Ischemic stroke is the leading cause of immortal disability and death worldwide. For treatment in the acute phase, it is necessary to control excessive reactive oxygen species (ROS) damage during ischemia/reperfusion (I/R). Microglia are well known to be closely associated with excessive ROS response in the early stage of I/R. However, the precise roles of microglia associated with mitigating ROS damage, and molecular markers of heterogenetic microglia in the I/R damaged brain has not been clarified. Here, we identified a new type of microglia associated with stroke in the I/R injured brain. Single-cell RNA sequencing (scRNA-seq) was used to assess transcriptional changes of microglia and immune cells in the contralateral (CL) and ipsilateral (IL) hemispheres after transient middle cerebral artery occlusion (tMCAO) surgery to mimic ischemic stroke. We classified a unique type of microglia with enhanced antioxidant function and markers similar to those of disease-associated microglia (DAM), designated them as stroke-associated microglia (SAM). The representative antioxidant enzyme, Peroxiredoxin-1 (Prdx1), was predominantly expressed in SAM and mediated ROS defense genes, including Txn1, Srx1, Mt1, and Mt2. In the Prdx1−/− I/R damaged brain, we observed significantly increased infarction, as assessed by TTC staining, and FACS analysis detected severe microglial cell death. Importantly, scRNA transcriptomics data showed that the SAM population was specifically decreased in Prdx1−/− mice and that these mice exhibited decreased ROS damage resistance. Inflammatory responses which were detected by ELISA and qPCR, were also increased in Prdx1−/− IL hemispheres. Finally, Prdx1-dependent antioxidative SAM were found to be essential for increasing the transcription levels of stroke-protective molecules, such as osteopontin and ferritin. A novel microglia type (SAM) is specifically activated in response to stroke I/R injury, and that Prdx1 expression is required for the activation and enhanced antioxidant function of SAM.
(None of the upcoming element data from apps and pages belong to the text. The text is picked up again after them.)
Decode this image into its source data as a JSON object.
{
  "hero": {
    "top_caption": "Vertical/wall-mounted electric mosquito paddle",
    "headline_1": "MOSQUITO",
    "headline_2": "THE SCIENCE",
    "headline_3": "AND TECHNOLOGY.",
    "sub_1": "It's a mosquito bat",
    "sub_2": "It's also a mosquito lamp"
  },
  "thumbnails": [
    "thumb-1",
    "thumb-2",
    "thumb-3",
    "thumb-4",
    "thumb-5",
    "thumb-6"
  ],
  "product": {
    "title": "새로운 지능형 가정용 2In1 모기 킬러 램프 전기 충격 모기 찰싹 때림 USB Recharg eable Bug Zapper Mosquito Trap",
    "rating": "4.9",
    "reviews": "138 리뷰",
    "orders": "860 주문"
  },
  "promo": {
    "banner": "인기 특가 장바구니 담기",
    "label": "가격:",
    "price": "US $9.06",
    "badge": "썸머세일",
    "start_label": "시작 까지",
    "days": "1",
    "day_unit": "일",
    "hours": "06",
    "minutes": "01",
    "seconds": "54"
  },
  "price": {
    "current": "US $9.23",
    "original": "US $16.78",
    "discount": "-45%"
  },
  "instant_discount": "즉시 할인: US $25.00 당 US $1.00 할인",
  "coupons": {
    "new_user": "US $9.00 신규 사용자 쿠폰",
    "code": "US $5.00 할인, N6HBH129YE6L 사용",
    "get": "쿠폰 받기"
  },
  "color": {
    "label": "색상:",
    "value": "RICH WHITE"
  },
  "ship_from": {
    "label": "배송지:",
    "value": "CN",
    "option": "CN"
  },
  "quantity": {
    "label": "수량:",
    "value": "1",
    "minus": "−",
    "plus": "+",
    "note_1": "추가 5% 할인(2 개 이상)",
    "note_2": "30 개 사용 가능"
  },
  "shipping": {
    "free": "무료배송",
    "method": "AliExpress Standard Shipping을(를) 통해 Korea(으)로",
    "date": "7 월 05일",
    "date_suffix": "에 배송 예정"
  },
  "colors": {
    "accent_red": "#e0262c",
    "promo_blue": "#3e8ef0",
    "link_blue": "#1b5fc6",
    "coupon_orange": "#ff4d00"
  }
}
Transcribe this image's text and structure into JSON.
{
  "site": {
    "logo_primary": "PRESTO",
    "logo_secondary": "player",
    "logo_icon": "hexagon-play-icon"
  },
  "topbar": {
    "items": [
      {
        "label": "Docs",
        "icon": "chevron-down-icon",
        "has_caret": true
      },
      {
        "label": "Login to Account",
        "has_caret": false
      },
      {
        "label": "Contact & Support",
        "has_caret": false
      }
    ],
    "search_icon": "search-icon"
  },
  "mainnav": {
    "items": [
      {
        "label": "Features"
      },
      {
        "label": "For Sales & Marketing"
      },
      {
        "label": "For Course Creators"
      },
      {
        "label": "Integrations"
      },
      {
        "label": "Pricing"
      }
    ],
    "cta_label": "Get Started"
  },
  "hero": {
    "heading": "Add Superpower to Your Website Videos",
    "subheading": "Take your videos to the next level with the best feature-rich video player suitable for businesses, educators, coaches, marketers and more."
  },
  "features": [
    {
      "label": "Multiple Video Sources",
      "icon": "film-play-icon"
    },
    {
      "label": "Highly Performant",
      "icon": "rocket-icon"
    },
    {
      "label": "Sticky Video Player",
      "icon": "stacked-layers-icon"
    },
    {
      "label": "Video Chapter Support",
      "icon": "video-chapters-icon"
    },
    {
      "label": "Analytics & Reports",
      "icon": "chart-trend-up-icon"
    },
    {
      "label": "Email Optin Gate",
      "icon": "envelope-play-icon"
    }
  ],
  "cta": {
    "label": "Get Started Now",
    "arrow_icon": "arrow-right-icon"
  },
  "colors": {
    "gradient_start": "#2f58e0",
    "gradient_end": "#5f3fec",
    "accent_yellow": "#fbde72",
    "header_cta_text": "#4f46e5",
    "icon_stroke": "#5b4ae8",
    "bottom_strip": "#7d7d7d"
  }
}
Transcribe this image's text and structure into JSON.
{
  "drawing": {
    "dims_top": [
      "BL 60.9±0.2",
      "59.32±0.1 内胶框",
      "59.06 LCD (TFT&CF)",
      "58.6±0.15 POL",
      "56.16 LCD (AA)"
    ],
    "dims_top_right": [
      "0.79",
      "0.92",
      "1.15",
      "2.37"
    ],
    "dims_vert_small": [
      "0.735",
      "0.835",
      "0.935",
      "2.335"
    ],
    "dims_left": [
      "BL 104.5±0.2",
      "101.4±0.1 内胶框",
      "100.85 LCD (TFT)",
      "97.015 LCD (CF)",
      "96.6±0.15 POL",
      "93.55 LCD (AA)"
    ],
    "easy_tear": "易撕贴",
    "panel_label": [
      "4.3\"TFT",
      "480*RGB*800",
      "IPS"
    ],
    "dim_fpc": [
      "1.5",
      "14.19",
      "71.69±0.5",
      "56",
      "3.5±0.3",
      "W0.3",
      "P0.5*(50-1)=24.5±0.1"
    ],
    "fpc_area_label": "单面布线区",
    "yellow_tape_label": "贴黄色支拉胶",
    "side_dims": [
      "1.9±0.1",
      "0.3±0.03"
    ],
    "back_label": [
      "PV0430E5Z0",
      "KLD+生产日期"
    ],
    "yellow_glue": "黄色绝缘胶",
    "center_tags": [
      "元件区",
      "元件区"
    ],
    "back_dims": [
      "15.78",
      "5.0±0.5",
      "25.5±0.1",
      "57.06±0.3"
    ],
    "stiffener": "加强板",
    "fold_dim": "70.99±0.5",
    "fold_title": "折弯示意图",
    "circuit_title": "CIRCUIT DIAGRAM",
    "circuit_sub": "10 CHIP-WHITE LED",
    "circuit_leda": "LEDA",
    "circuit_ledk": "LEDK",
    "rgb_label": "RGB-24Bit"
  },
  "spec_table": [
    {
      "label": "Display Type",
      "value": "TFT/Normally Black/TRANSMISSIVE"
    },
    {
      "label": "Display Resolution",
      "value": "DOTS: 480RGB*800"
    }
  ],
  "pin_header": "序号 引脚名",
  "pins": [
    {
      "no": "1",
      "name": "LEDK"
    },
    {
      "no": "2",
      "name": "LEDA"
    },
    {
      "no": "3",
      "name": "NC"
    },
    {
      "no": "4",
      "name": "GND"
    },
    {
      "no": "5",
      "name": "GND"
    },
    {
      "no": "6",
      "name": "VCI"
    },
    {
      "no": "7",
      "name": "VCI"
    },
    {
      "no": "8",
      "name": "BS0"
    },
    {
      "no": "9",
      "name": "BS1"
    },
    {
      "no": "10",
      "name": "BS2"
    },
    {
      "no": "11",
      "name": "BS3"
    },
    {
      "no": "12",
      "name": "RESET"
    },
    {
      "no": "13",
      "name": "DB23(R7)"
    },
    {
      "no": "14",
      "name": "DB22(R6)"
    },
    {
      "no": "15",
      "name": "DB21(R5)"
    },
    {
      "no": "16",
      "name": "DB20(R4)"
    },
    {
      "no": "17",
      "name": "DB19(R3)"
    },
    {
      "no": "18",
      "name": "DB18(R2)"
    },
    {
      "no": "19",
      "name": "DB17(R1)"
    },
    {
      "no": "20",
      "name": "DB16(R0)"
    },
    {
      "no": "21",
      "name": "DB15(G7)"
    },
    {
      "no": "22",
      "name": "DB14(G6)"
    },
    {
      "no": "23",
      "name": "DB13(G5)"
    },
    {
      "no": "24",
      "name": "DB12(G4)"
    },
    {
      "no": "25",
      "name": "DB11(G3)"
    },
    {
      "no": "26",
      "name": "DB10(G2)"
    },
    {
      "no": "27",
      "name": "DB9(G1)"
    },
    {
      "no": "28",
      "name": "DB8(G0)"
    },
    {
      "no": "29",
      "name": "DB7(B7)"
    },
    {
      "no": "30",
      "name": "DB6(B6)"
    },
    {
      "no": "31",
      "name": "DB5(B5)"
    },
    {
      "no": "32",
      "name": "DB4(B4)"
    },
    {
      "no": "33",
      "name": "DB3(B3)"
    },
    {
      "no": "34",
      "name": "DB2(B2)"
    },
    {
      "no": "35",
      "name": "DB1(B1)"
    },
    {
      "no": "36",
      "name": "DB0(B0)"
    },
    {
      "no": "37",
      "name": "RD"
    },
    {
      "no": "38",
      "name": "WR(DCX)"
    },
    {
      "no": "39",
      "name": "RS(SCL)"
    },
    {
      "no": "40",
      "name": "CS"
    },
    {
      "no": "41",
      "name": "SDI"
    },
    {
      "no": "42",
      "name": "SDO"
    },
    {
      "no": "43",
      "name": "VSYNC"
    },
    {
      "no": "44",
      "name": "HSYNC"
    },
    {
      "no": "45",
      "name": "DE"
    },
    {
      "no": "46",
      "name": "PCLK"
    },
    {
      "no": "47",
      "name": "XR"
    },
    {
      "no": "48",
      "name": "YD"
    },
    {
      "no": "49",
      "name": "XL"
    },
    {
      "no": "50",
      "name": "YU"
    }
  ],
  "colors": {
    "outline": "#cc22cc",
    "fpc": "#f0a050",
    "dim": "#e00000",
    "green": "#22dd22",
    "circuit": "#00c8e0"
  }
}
A research team, affiliated with UNIST has identified a new type of microglia associated with stroke in the ischemia/reperfusion (I/R) injured brain. This breakthrough has been led by Professor Sung Ho Park and his research team in the Department of Biological Sciences at UNIST, in collaboration with a research team, led by Professor Goo Taeg Oh from Ewha Womans University.
Microglia, the primary immune cells in the central nervous system (CNS), are known to eliminate unwanted germs and debris and remove dying neurons. In this study, the research team classified a new type of microglia with enhanced antioxidant function and markers similar to those of disease-associated microglia (DAM), designated them as stroke-associated microglia (SAM).
Through animal experiments, the research team demonstrated that the presence of the typical antioxidant gene, Peroxiredoxin-1 (Prdx1), protects against acute I/R injury and is required for SAM activation and the consequent reduction of microglial cell death and inflammatory responses.
In addition, after performing transient middle cerebral artery occlusion (tMCAO) surgery to induce ischemic stroke in mice, the research team found that Prdx1−/− mice were more severely injured by acute I/R injury, as confirmed by TTC staining, neurological deficit scores, motor tests, and the survival rate, indicating that Prdx1 has a protective function.
Figure 1. Peroxiredoxin1 (Prdx1) is essential for SAM activation after stroke damage. (Left) UMAP plots showing clusters and annotations of cells identified in Prdx1+/+ and Prdx1−/− IL hemispheres after tMCAO. (Right) Representative images of TTC stained brain slices of Prdx1+/+ (n = 18) and Prdx1−/− (n = 22) mice.
“In this study, we have, for the first time, identified a specialized and distinctive type of microglia with enhanced antioxidant function in stroke mice,” says Professor Park. “Prdx1-dependent SAM may be a potential biomarker and therapeutic target for protecting microglial function and treating brain I/R injury,” He adds, “Although this new cluster will require further study, our findings provide a new perspective that Prdx1-mediated microglial heterogeneity is important in ischemic stroke.”
This study has been jointly participated by Wonhyo Lee, a doctoral researcher within the Department of Biological Sciences at UNIST and Sinai Kim, a doctoral researcher within the Department of Life Sciences at Ewha Womans University, as first authors.
Their findings have been published in the August 2022 issue of Redox Biology, a renowned journal in the areas of both health and disease. This study was carried out with the support of the National Research Foundation of Korea (NRF).
Sinai Kim, Wonhyo Lee, Huiju Jo, et al., “The antioxidant enzyme Peroxiredoxin-1 controls stroke-associated microglia against acute ischemic stroke,” Redox Biology, (2022).